A species that is plentiful and eager to strike flies has to be included in a fly angler’s list of favorites. Case in point, the spotted seatrout, better known as speckled trout throughout the Gulf Coast, is neither the largest fish nor the hardest of fighters, but it often saves the day when more glamorous game manages to evade us. And a day targeting trout specifically is both fun and exciting.
With winter upon us, falling water temperatures perk up the trout. In both Louisiana and Texas, shrimp runs turn on the trout bite in a big way. Along the Atlantic seaboard, baitfish migrations send a plethora of prey — such as mullet and scaled sardines — into coastal bays, and hungry trout wait in ambush around oysters bars, dock pilings and grass flats.
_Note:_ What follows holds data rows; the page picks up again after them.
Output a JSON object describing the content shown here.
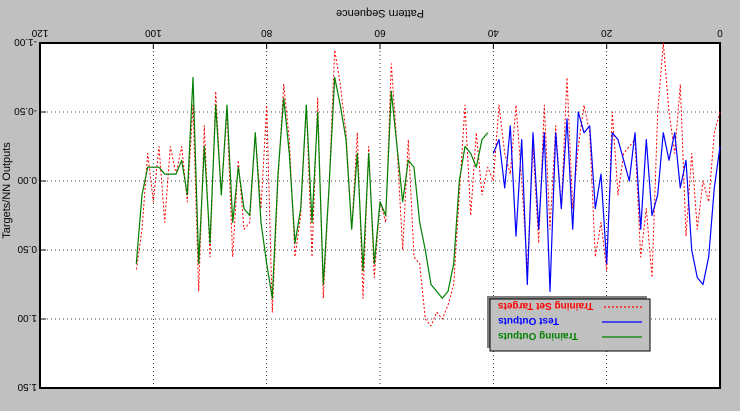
{
  "chart_data": {
    "type": "line",
    "title": "Pattern Sequence",
    "xlabel": "",
    "ylabel": "Targets/NN Outputs",
    "xlim": [
      0,
      120
    ],
    "ylim": [
      -1.0,
      1.5
    ],
    "x_ticks": [
      "0",
      "20",
      "40",
      "60",
      "80",
      "100",
      "120"
    ],
    "y_ticks": [
      "-1.00",
      "-0.50",
      "0.00",
      "0.50",
      "1.00",
      "1.50"
    ],
    "grid": true,
    "legend_position": "bottom-right",
    "legend": [
      {
        "name": "Training Set Targets",
        "color": "#ff0000",
        "style": "dotted"
      },
      {
        "name": "Test Outputs",
        "color": "#0000ff",
        "style": "solid"
      },
      {
        "name": "Training Outputs",
        "color": "#008000",
        "style": "solid"
      }
    ],
    "series": [
      {
        "name": "Training Set Targets",
        "color": "#ff0000",
        "style": "dotted",
        "points": [
          [
            0,
            -0.5
          ],
          [
            1,
            -0.35
          ],
          [
            2,
            0.15
          ],
          [
            3,
            0.0
          ],
          [
            4,
            0.35
          ],
          [
            5,
            -0.2
          ],
          [
            6,
            0.4
          ],
          [
            7,
            -0.7
          ],
          [
            8,
            -0.2
          ],
          [
            9,
            -0.5
          ],
          [
            10,
            -1.0
          ],
          [
            11,
            -0.5
          ],
          [
            12,
            0.7
          ],
          [
            13,
            0.2
          ],
          [
            14,
            0.55
          ],
          [
            15,
            -0.3
          ],
          [
            16,
            -0.25
          ],
          [
            17,
            -0.2
          ],
          [
            18,
            0.1
          ],
          [
            19,
            -0.5
          ],
          [
            20,
            0.65
          ],
          [
            21,
            0.3
          ],
          [
            22,
            0.55
          ],
          [
            23,
            -0.35
          ],
          [
            24,
            -0.55
          ],
          [
            25,
            -0.25
          ],
          [
            26,
            0.2
          ],
          [
            27,
            -0.75
          ],
          [
            28,
            0.2
          ],
          [
            29,
            -0.4
          ],
          [
            30,
            0.35
          ],
          [
            31,
            -0.55
          ],
          [
            32,
            0.45
          ],
          [
            33,
            -0.25
          ],
          [
            34,
            0.65
          ],
          [
            35,
            0.0
          ],
          [
            36,
            -0.55
          ],
          [
            37,
            -0.05
          ],
          [
            38,
            -0.2
          ],
          [
            39,
            -0.55
          ],
          [
            40,
            0.0
          ],
          [
            41,
            -0.1
          ],
          [
            42,
            0.1
          ],
          [
            43,
            -0.35
          ],
          [
            44,
            0.25
          ],
          [
            45,
            -0.55
          ],
          [
            46,
            0.1
          ],
          [
            47,
            0.75
          ],
          [
            48,
            0.9
          ],
          [
            49,
            1.0
          ],
          [
            50,
            0.95
          ],
          [
            51,
            1.05
          ],
          [
            52,
            1.0
          ],
          [
            53,
            0.6
          ],
          [
            54,
            0.55
          ],
          [
            55,
            -0.3
          ],
          [
            56,
            0.5
          ],
          [
            57,
            -0.25
          ],
          [
            58,
            -0.85
          ],
          [
            59,
            0.3
          ],
          [
            60,
            0.15
          ],
          [
            61,
            0.7
          ],
          [
            62,
            -0.25
          ],
          [
            63,
            0.85
          ],
          [
            64,
            -0.35
          ],
          [
            65,
            0.35
          ],
          [
            66,
            -0.35
          ],
          [
            67,
            -0.7
          ],
          [
            68,
            -0.95
          ],
          [
            69,
            0.05
          ],
          [
            70,
            0.85
          ],
          [
            71,
            -0.6
          ],
          [
            72,
            0.55
          ],
          [
            73,
            -0.55
          ],
          [
            74,
            0.25
          ],
          [
            75,
            0.55
          ],
          [
            76,
            -0.3
          ],
          [
            77,
            -0.7
          ],
          [
            78,
            0.0
          ],
          [
            79,
            0.95
          ],
          [
            80,
            -0.55
          ],
          [
            81,
            0.2
          ],
          [
            82,
            -0.35
          ],
          [
            83,
            0.3
          ],
          [
            84,
            0.35
          ],
          [
            85,
            -0.15
          ],
          [
            86,
            0.55
          ],
          [
            87,
            -0.5
          ],
          [
            88,
            0.1
          ],
          [
            89,
            -0.65
          ],
          [
            90,
            0.55
          ],
          [
            91,
            -0.4
          ],
          [
            92,
            0.8
          ],
          [
            93,
            -0.55
          ],
          [
            94,
            0.15
          ],
          [
            95,
            -0.25
          ],
          [
            96,
            -0.05
          ],
          [
            97,
            -0.25
          ],
          [
            98,
            0.3
          ],
          [
            99,
            -0.25
          ],
          [
            100,
            0.15
          ],
          [
            101,
            -0.2
          ],
          [
            102,
            0.35
          ],
          [
            103,
            0.65
          ]
        ]
      },
      {
        "name": "Test Outputs",
        "color": "#0000ff",
        "style": "solid",
        "points": [
          [
            0,
            -0.25
          ],
          [
            1,
            0.05
          ],
          [
            2,
            0.55
          ],
          [
            3,
            0.75
          ],
          [
            4,
            0.7
          ],
          [
            5,
            0.5
          ],
          [
            6,
            -0.15
          ],
          [
            7,
            0.05
          ],
          [
            8,
            -0.35
          ],
          [
            9,
            -0.15
          ],
          [
            10,
            -0.35
          ],
          [
            11,
            0.1
          ],
          [
            12,
            0.25
          ],
          [
            13,
            -0.3
          ],
          [
            14,
            0.35
          ],
          [
            15,
            -0.35
          ],
          [
            16,
            0.0
          ],
          [
            17,
            -0.15
          ],
          [
            18,
            -0.3
          ],
          [
            19,
            -0.35
          ],
          [
            20,
            0.6
          ],
          [
            21,
            -0.05
          ],
          [
            22,
            0.2
          ],
          [
            23,
            -0.4
          ],
          [
            24,
            -0.35
          ],
          [
            25,
            -0.5
          ],
          [
            26,
            0.35
          ],
          [
            27,
            -0.45
          ],
          [
            28,
            0.2
          ],
          [
            29,
            -0.35
          ],
          [
            30,
            0.8
          ],
          [
            31,
            -0.35
          ],
          [
            32,
            0.35
          ],
          [
            33,
            -0.35
          ],
          [
            34,
            0.75
          ],
          [
            35,
            -0.3
          ],
          [
            36,
            0.4
          ],
          [
            37,
            -0.4
          ],
          [
            38,
            0.05
          ],
          [
            39,
            -0.3
          ],
          [
            40,
            -0.2
          ]
        ]
      },
      {
        "name": "Training Outputs",
        "color": "#008000",
        "style": "solid",
        "points": [
          [
            41,
            -0.35
          ],
          [
            42,
            -0.3
          ],
          [
            43,
            -0.1
          ],
          [
            44,
            -0.2
          ],
          [
            45,
            -0.25
          ],
          [
            46,
            0.0
          ],
          [
            47,
            0.6
          ],
          [
            48,
            0.8
          ],
          [
            49,
            0.85
          ],
          [
            50,
            0.8
          ],
          [
            51,
            0.75
          ],
          [
            52,
            0.5
          ],
          [
            53,
            0.3
          ],
          [
            54,
            -0.1
          ],
          [
            55,
            -0.15
          ],
          [
            56,
            0.15
          ],
          [
            57,
            -0.25
          ],
          [
            58,
            -0.65
          ],
          [
            59,
            0.25
          ],
          [
            60,
            0.15
          ],
          [
            61,
            0.6
          ],
          [
            62,
            -0.2
          ],
          [
            63,
            0.65
          ],
          [
            64,
            -0.2
          ],
          [
            65,
            0.35
          ],
          [
            66,
            -0.3
          ],
          [
            67,
            -0.55
          ],
          [
            68,
            -0.75
          ],
          [
            69,
            0.05
          ],
          [
            70,
            0.75
          ],
          [
            71,
            -0.5
          ],
          [
            72,
            0.3
          ],
          [
            73,
            -0.55
          ],
          [
            74,
            0.2
          ],
          [
            75,
            0.45
          ],
          [
            76,
            -0.2
          ],
          [
            77,
            -0.6
          ],
          [
            78,
            -0.05
          ],
          [
            79,
            0.85
          ],
          [
            80,
            0.6
          ],
          [
            81,
            0.3
          ],
          [
            82,
            -0.35
          ],
          [
            83,
            0.25
          ],
          [
            84,
            0.2
          ],
          [
            85,
            -0.1
          ],
          [
            86,
            0.3
          ],
          [
            87,
            -0.55
          ],
          [
            88,
            0.1
          ],
          [
            89,
            -0.55
          ],
          [
            90,
            0.45
          ],
          [
            91,
            -0.25
          ],
          [
            92,
            0.6
          ],
          [
            93,
            -0.75
          ],
          [
            94,
            0.1
          ],
          [
            95,
            -0.15
          ],
          [
            96,
            -0.05
          ],
          [
            97,
            -0.05
          ],
          [
            98,
            -0.05
          ],
          [
            99,
            -0.1
          ],
          [
            100,
            -0.1
          ],
          [
            101,
            -0.1
          ],
          [
            102,
            0.1
          ],
          [
            103,
            0.6
          ]
        ]
      }
    ]
  }
}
You choose the scenario: flinging a Clouser Minnow into a channel to bang on schoolies, casting a popper or deer-hair bug at dawn over grass for topwater thrills with trout of all sizes, or wading quietly in shin-deep water for the big “gators.” Chances are trout will come out to play.
TACKLE AND LINES
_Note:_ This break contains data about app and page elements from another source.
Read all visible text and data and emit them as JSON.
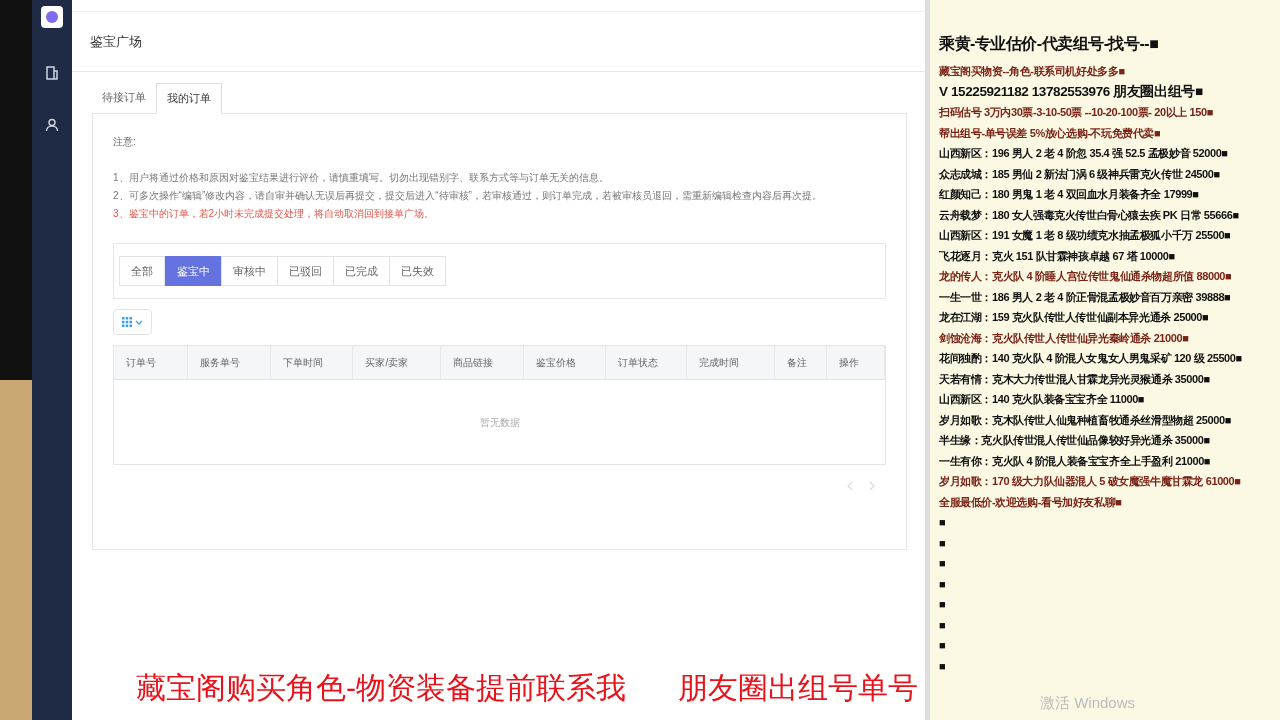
{
  "page_title": "鉴宝广场",
  "tabs": [
    {
      "label": "待接订单",
      "selected": false
    },
    {
      "label": "我的订单",
      "selected": true
    }
  ],
  "notice": {
    "heading": "注意:",
    "items": [
      {
        "text": "1、用户将通过价格和原因对鉴宝结果进行评价，请慎重填写。切勿出现错别字、联系方式等与订单无关的信息。",
        "warning": false
      },
      {
        "text": "2、可多次操作“编辑”修改内容，请自审并确认无误后再提交，提交后进入“待审核”，若审核通过，则订单完成，若被审核员退回，需重新编辑检查内容后再次提。",
        "warning": false
      },
      {
        "text": "3、鉴宝中的订单，若2小时未完成提交处理，将自动取消回到接单广场。",
        "warning": true
      }
    ]
  },
  "filters": [
    {
      "label": "全部",
      "selected": false
    },
    {
      "label": "鉴宝中",
      "selected": true
    },
    {
      "label": "审核中",
      "selected": false
    },
    {
      "label": "已驳回",
      "selected": false
    },
    {
      "label": "已完成",
      "selected": false
    },
    {
      "label": "已失效",
      "selected": false
    }
  ],
  "table": {
    "columns": [
      "订单号",
      "服务单号",
      "下单时间",
      "买家/卖家",
      "商品链接",
      "鉴宝价格",
      "订单状态",
      "完成时间",
      "备注",
      "操作"
    ],
    "empty_text": "暂无数据"
  },
  "notepad": {
    "title": "乘黄-专业估价-代卖组号-找号--■",
    "lines": [
      {
        "text": "藏宝阁买物资--角色-联系司机好处多多■",
        "color": "#7a2418",
        "emphasis": false
      },
      {
        "text": "V 15225921182   13782553976 朋友圈出组号■",
        "color": "#111111",
        "emphasis": true
      },
      {
        "text": "扫码估号 3万内30票-3-10-50票 --10-20-100票- 20以上 150■",
        "color": "#7a2418",
        "emphasis": false
      },
      {
        "text": "帮出组号-单号误差 5%放心选购-不玩免费代卖■",
        "color": "#7a2418",
        "emphasis": false
      },
      {
        "text": "山西新区：196 男人 2 老 4 阶忽 35.4 强 52.5 孟极妙音 52000■",
        "color": "#111111",
        "emphasis": false
      },
      {
        "text": "众志成城：185 男仙 2 新法门涡 6 级神兵雷克火传世 24500■",
        "color": "#111111",
        "emphasis": false
      },
      {
        "text": "红颜知己：180 男鬼 1 老 4 双回血水月装备齐全 17999■",
        "color": "#111111",
        "emphasis": false
      },
      {
        "text": "云舟载梦：180 女人强毒克火传世白骨心猿去疾 PK 日常 55666■",
        "color": "#111111",
        "emphasis": false
      },
      {
        "text": "山西新区：191 女魔 1 老 8 级功绩克水抽孟极狐小千万 25500■",
        "color": "#111111",
        "emphasis": false
      },
      {
        "text": "飞花逐月：克火 151 队甘霖神孩卓越 67 塔 10000■",
        "color": "#111111",
        "emphasis": false
      },
      {
        "text": "龙的传人：克火队 4 阶睡人宫位传世鬼仙通杀物超所值 88000■",
        "color": "#7a2418",
        "emphasis": false
      },
      {
        "text": "一生一世：186 男人 2 老 4 阶正骨混孟极妙音百万亲密 39888■",
        "color": "#111111",
        "emphasis": false
      },
      {
        "text": "龙在江湖：159 克火队传世人传世仙副本异光通杀 25000■",
        "color": "#111111",
        "emphasis": false
      },
      {
        "text": "剑蚀沧海：克火队传世人传世仙异光秦岭通杀 21000■",
        "color": "#7a2418",
        "emphasis": false
      },
      {
        "text": "花间独酌：140 克火队 4 阶混人女鬼女人男鬼采矿 120 级 25500■",
        "color": "#111111",
        "emphasis": false
      },
      {
        "text": "天若有情：克木大力传世混人甘霖龙异光灵猴通杀 35000■",
        "color": "#111111",
        "emphasis": false
      },
      {
        "text": "山西新区：140 克火队装备宝宝齐全 11000■",
        "color": "#111111",
        "emphasis": false
      },
      {
        "text": "岁月如歌：克木队传世人仙鬼种植畜牧通杀丝滑型物超 25000■",
        "color": "#111111",
        "emphasis": false
      },
      {
        "text": "半生缘：克火队传世混人传世仙品像较好异光通杀 35000■",
        "color": "#111111",
        "emphasis": false
      },
      {
        "text": "一生有你：克火队 4 阶混人装备宝宝齐全上手盈利 21000■",
        "color": "#111111",
        "emphasis": false
      },
      {
        "text": "岁月如歌：170 级大力队仙器混人 5 破女魔强牛魔甘霖龙 61000■",
        "color": "#7a2418",
        "emphasis": false
      },
      {
        "text": "全服最低价-欢迎选购-看号加好友私聊■",
        "color": "#7a2418",
        "emphasis": false
      },
      {
        "text": "■",
        "color": "#111111",
        "emphasis": false
      },
      {
        "text": "■",
        "color": "#111111",
        "emphasis": false
      },
      {
        "text": "■",
        "color": "#111111",
        "emphasis": false
      },
      {
        "text": "■",
        "color": "#111111",
        "emphasis": false
      },
      {
        "text": "■",
        "color": "#111111",
        "emphasis": false
      },
      {
        "text": "■",
        "color": "#111111",
        "emphasis": false
      },
      {
        "text": "■",
        "color": "#111111",
        "emphasis": false
      },
      {
        "text": "■",
        "color": "#111111",
        "emphasis": false
      }
    ]
  },
  "overlay_captions": [
    "藏宝阁购买角色-物资装备提前联系我",
    "朋友圈出组号单号"
  ],
  "os_notice": "激活 Windows"
}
While 5- to 7-weight rods help make the most of fights with trout, remember it’s the bulk and the weight of the flies that best dictate the proper rod and line size. If you are lobbing heavy or air-resistant flies, don’t struggle with light rods. An 8-weight effectively handles most streamers and poppers.
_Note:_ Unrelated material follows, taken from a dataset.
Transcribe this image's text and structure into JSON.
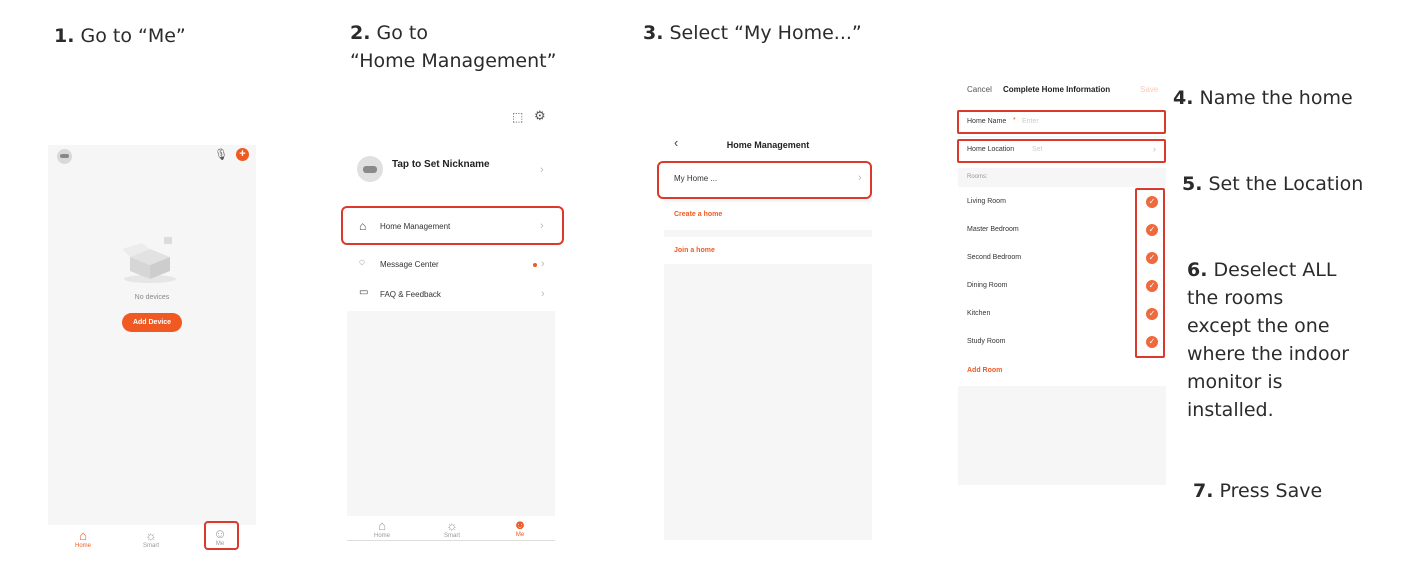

Carrying a pair of rigged outfits, one with a floating line and another with an intermediate sinking line, lets you cover enough of the water column. I’ve had great success casting topwater and subsurface flies with clear floating lines, such as Cortland’s PE+ Liquid Crystal. They’re excellent for prospecting in clear water or bright, sunny days. But on days when the trout go deep, you’ll fare better with a line that sinks at 3 to 5 inches per second.
Small seatrout mostly target shrimp, but they increasingly feed on finfish as they grow. So a good trout fly selection includes patterns that mimic both. Hook sizes run from No. 6 or No. 4 for flies that imitate tiny prey to 2/0 or 3/0 for big mullet patterns to tempt those big gator trout. A 10- to 12-pound fluorocarbon tippet on the end of a 7- to 10-foot tapered leader should suffice. But for sinking fly lines and flies, you can go as short as 4 to 5 feet.